* EXERCISE GOAL: Each line below must be set down exactly; omit any image you find.

= Beginning of Section =

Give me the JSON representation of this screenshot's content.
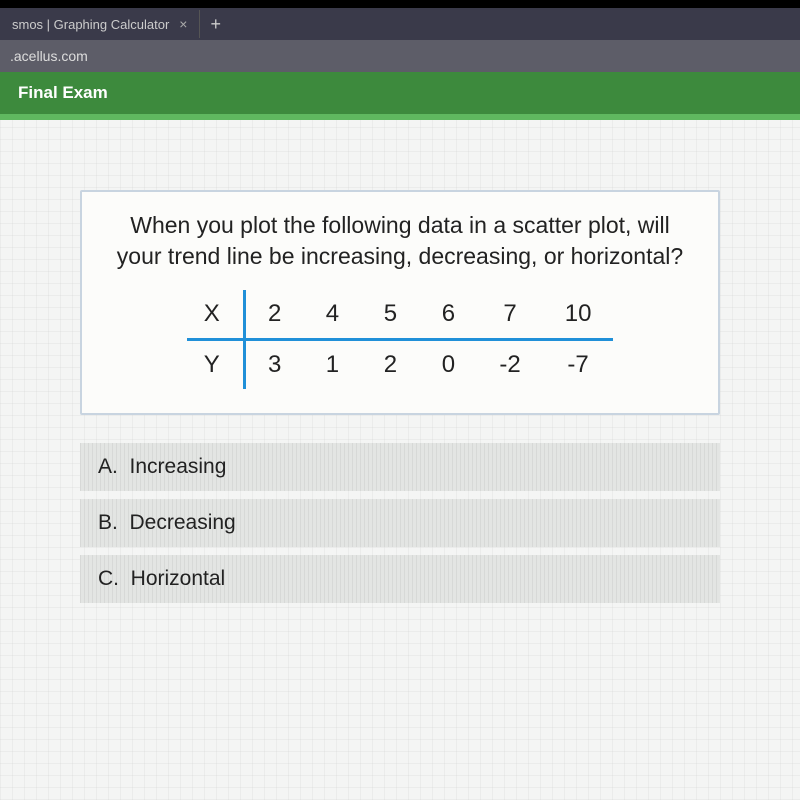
{
  "browser": {
    "tab_title": "smos | Graphing Calculator",
    "url": ".acellus.com"
  },
  "header": {
    "title": "Final Exam"
  },
  "question": {
    "prompt": "When you plot the following data in a scatter plot, will your trend line be increasing, decreasing, or horizontal?",
    "table": {
      "x_label": "X",
      "y_label": "Y",
      "x": [
        "2",
        "4",
        "5",
        "6",
        "7",
        "10"
      ],
      "y": [
        "3",
        "1",
        "2",
        "0",
        "-2",
        "-7"
      ]
    }
  },
  "answers": [
    {
      "letter": "A.",
      "text": "Increasing"
    },
    {
      "letter": "B.",
      "text": "Decreasing"
    },
    {
      "letter": "C.",
      "text": "Horizontal"
    }
  ]
}
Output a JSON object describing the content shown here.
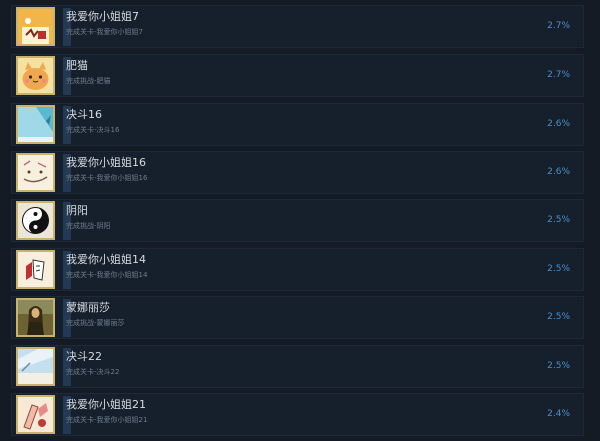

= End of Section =

* RESULT OF THIS EXERCISE:
Give me the JSON representation of this screenshot's content.
{
  "browser": {
    "tab_title": "smos | Graphing Calculator",
    "url": ".acellus.com"
  },
  "header": {
    "title": "Final Exam"
  },
  "question": {
    "prompt": "When you plot the following data in a scatter plot, will your trend line be increasing, decreasing, or horizontal?",
    "table": {
      "x_label": "X",
      "y_label": "Y",
      "x": [
        "2",
        "4",
        "5",
        "6",
        "7",
        "10"
      ],
      "y": [
        "3",
        "1",
        "2",
        "0",
        "-2",
        "-7"
      ]
    }
  },
  "answers": [
    {
      "letter": "A.",
      "text": "Increasing"
    },
    {
      "letter": "B.",
      "text": "Decreasing"
    },
    {
      "letter": "C.",
      "text": "Horizontal"
    }
  ]
}
Output a JSON object describing the content shown here.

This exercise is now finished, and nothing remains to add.